Truly transformatory activism, like the US civil rights movement just celebrating its 50th anniversary, ‘is a “strong-tie” phenomenon’, based on close friendships and community ties that bind in the face of danger. In contrast,
‘The kind of activism associated with social media is built around weak ties. Twitter is a way of following (or being followed by) people you may never have met. There is strength in weak ties -our acquaintances—not our friends—are our greatest source of new ideas and information. The Internet is terrific at the diffusion of innovation, interdisciplinary collaboration, seamlessly matching up buyers and sellers, and the logistical functions of the dating world. But weak ties seldom lead to high-risk activism….. Social networks are effective at increasing [not motivation but] participation—by lessening the level of motivation that participation requires. The Facebook page of the Save Darfur Coalition has 1,282,339 members, who have donated an average of nine cents apiece… Facebook activism succeeds not by motivating people to make a real sacrifice but by motivating them to do the things that people do when they are not motivated enough to make a real sacrifice.’

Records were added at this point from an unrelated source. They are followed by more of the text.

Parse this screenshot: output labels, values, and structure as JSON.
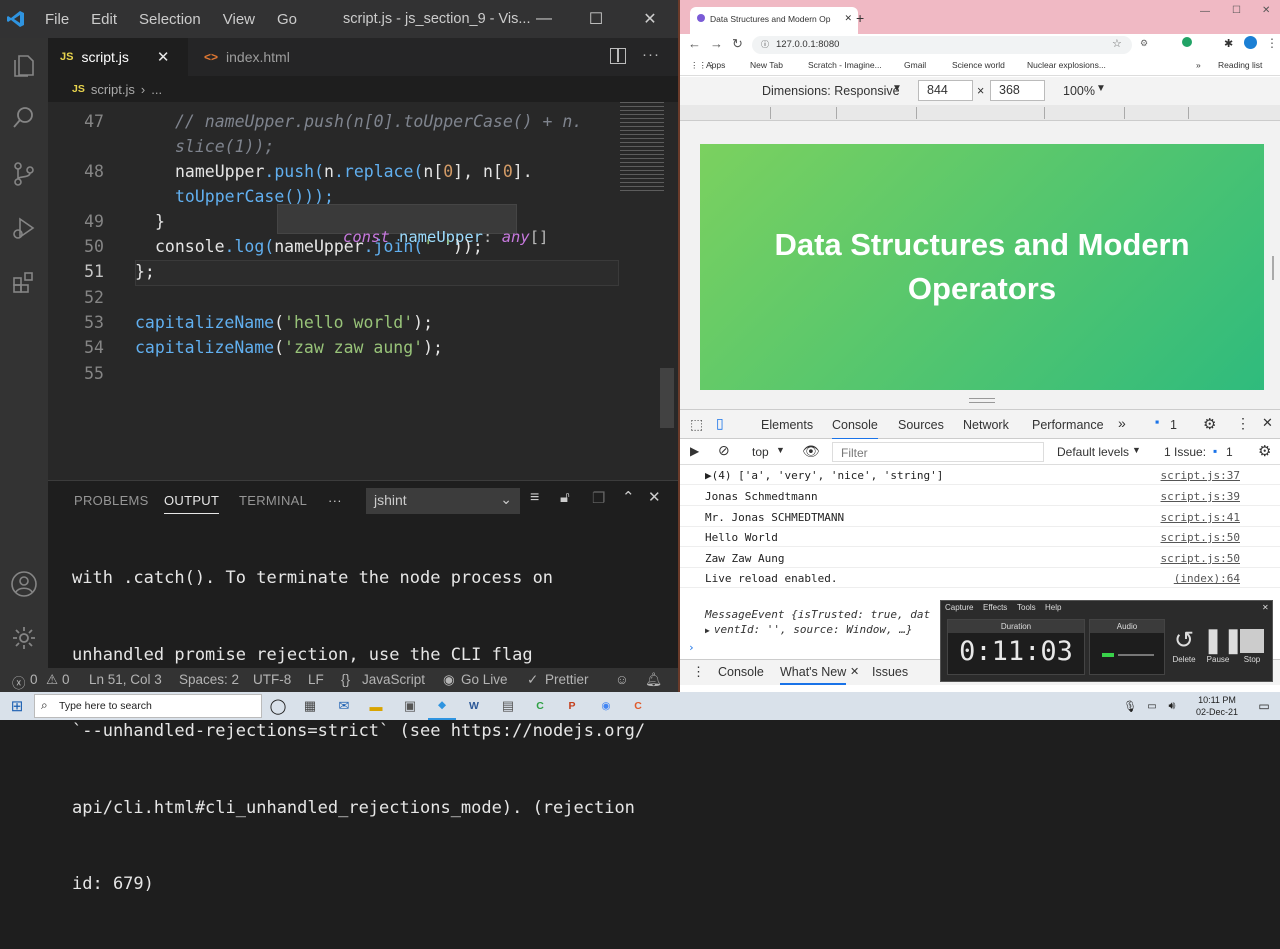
{
  "vscode": {
    "title": "script.js - js_section_9 - Vis...",
    "menu": [
      "File",
      "Edit",
      "Selection",
      "View",
      "Go"
    ],
    "tabs": [
      {
        "label": "script.js",
        "badge": "JS",
        "active": true
      },
      {
        "label": "index.html",
        "badge": "<>",
        "active": false
      }
    ],
    "breadcrumb": {
      "badge": "JS",
      "file": "script.js",
      "more": "..."
    },
    "line_numbers": [
      "47",
      "48",
      "49",
      "50",
      "51",
      "52",
      "53",
      "54",
      "55"
    ],
    "code": {
      "l47a": "// nameUpper.push(n[0].toUpperCase() + n.",
      "l47b": "slice(1));",
      "l48a_var": "nameUpper",
      "l48a_push": ".push(",
      "l48a_n": "n",
      "l48a_replace": ".replace(",
      "l48a_args": "n[",
      "l48a_zero": "0",
      "l48a_rest": "], n[",
      "l48a_zero2": "0",
      "l48a_end": "].",
      "l48b": "toUpperCase()));",
      "l49": "}",
      "l50_console": "console",
      "l50_log": ".log(",
      "l50_var": "nameUpper",
      "l50_join": ".join(",
      "l50_str": "' '",
      "l50_end": "));",
      "l51": "};",
      "l53_fn": "capitalizeName",
      "l53_str": "'hello world'",
      "l54_fn": "capitalizeName",
      "l54_str": "'zaw zaw aung'",
      "paren_open": "(",
      "paren_close": ");"
    },
    "hover": {
      "kw": "const",
      "name": "nameUpper",
      "colon": ":",
      "type": "any",
      "brackets": "[]"
    },
    "panel": {
      "tabs": [
        "PROBLEMS",
        "OUTPUT",
        "TERMINAL",
        "···"
      ],
      "active_tab": "OUTPUT",
      "channel": "jshint",
      "output_lines": [
        "with .catch(). To terminate the node process on",
        "unhandled promise rejection, use the CLI flag",
        "`--unhandled-rejections=strict` (see https://nodejs.org/",
        "api/cli.html#cli_unhandled_rejections_mode). (rejection",
        "id: 679)"
      ]
    },
    "status": {
      "errors": "0",
      "warnings": "0",
      "position": "Ln 51, Col 3",
      "spaces": "Spaces: 2",
      "encoding": "UTF-8",
      "eol": "LF",
      "language": "JavaScript",
      "golive": "Go Live",
      "prettier": "Prettier"
    }
  },
  "browser": {
    "tab_title": "Data Structures and Modern Op",
    "url": "127.0.0.1:8080",
    "bookmarks": [
      "Apps",
      "New Tab",
      "Scratch - Imagine...",
      "Gmail",
      "Science world",
      "Nuclear explosions...",
      "Reading list"
    ],
    "devbar": {
      "dimensions": "Dimensions: Responsive",
      "width": "844",
      "times": "×",
      "height": "368",
      "zoom": "100%"
    },
    "hero_title": "Data Structures and Modern Operators",
    "devtools_tabs": [
      "Elements",
      "Console",
      "Sources",
      "Network",
      "Performance"
    ],
    "active_devtools_tab": "Console",
    "issues_count": "1",
    "context": "top",
    "filter_placeholder": "Filter",
    "levels": "Default levels",
    "issue_label": "1 Issue:",
    "issue_num": "1",
    "console": [
      {
        "msg": "▶(4) ['a', 'very', 'nice', 'string']",
        "src": "script.js:37"
      },
      {
        "msg": "Jonas Schmedtmann",
        "src": "script.js:39"
      },
      {
        "msg": "Mr. Jonas SCHMEDTMANN",
        "src": "script.js:41"
      },
      {
        "msg": "Hello World",
        "src": "script.js:50"
      },
      {
        "msg": "Zaw Zaw Aung",
        "src": "script.js:50"
      },
      {
        "msg": "Live reload enabled.",
        "src": "(index):64"
      }
    ],
    "message_event": "MessageEvent {isTrusted: true, dat",
    "message_event2": "ventId: '', source: Window, …}",
    "drawer_tabs": [
      "Console",
      "What's New",
      "Issues"
    ]
  },
  "recorder": {
    "menu": [
      "Capture",
      "Effects",
      "Tools",
      "Help"
    ],
    "duration_label": "Duration",
    "audio_label": "Audio",
    "time": "0:11:03",
    "buttons": [
      "Delete",
      "Pause",
      "Stop"
    ]
  },
  "taskbar": {
    "search_placeholder": "Type here to search",
    "time": "10:11 PM",
    "date": "02-Dec-21"
  }
}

‘The civil-rights movement was more like a military campaign… It was high-risk activism. It was also, crucially, strategic activism: a challenge to the establishment mounted with precision and discipline. This is the second crucial distinction between traditional activism and its online variant: social media are not about this kind of hierarchical organization. Facebook and the like are tools for building networks, which are the opposite, in structure and character, of hierarchies. Unlike hierarchies, with their rules and procedures, networks aren’t controlled by a single central authority. Decisions are made through consensus, and the ties that bind people to the group are loose. This structure makes networks enormously resilient and adaptable in low-risk situations. Wikipedia is a perfect example.
There are many things, though, that networks don’t do well. Car companies sensibly use a network to organize their hundreds of suppliers, but not to design their cars. [Networks] can’t think strategically; they are chronically prone to conflict and error. How do you make difficult choices about tactics or strategy or philosophical direction when everyone has an equal say?
The drawbacks of networks scarcely matter if the network isn’t interested in systemic change—if it just wants to frighten or humiliate or make a splash—or if it doesn’t need to think strategically. But if you’re taking on a powerful and organized establishment you have to be a hierarchy…. Boycotts and sit-ins and nonviolent confrontations—which were the weapons of choice for the civil-rights movement—are high-risk strategies. They leave little room for conflict and error. The moment even one protester deviates from the script and responds to provocation, the moral legitimacy of the entire protest is compromised.[Some proponents] consider the new model of activism an upgrade. But it is simply a form of organizing which favors the weak-tie connections that give us access to information over the strong-tie connections that help us persevere in the face of danger. It shifts our energies from organizations that promote strategic and disciplined activity and toward those which promote resilience and adaptability. It makes it easier for activists to express themselves, and harder for that expression to have any impact. The instruments of social media are well suited to making the existing social order more efficient. They are not a natural enemy of the status quo.”
Go Malcolm. Grumpy old lefties and technophobes everywhere will be raising a glass. And of course none of this applies to blogs……
h/t Megan Weintraub
Social networkers fight back on the Guardian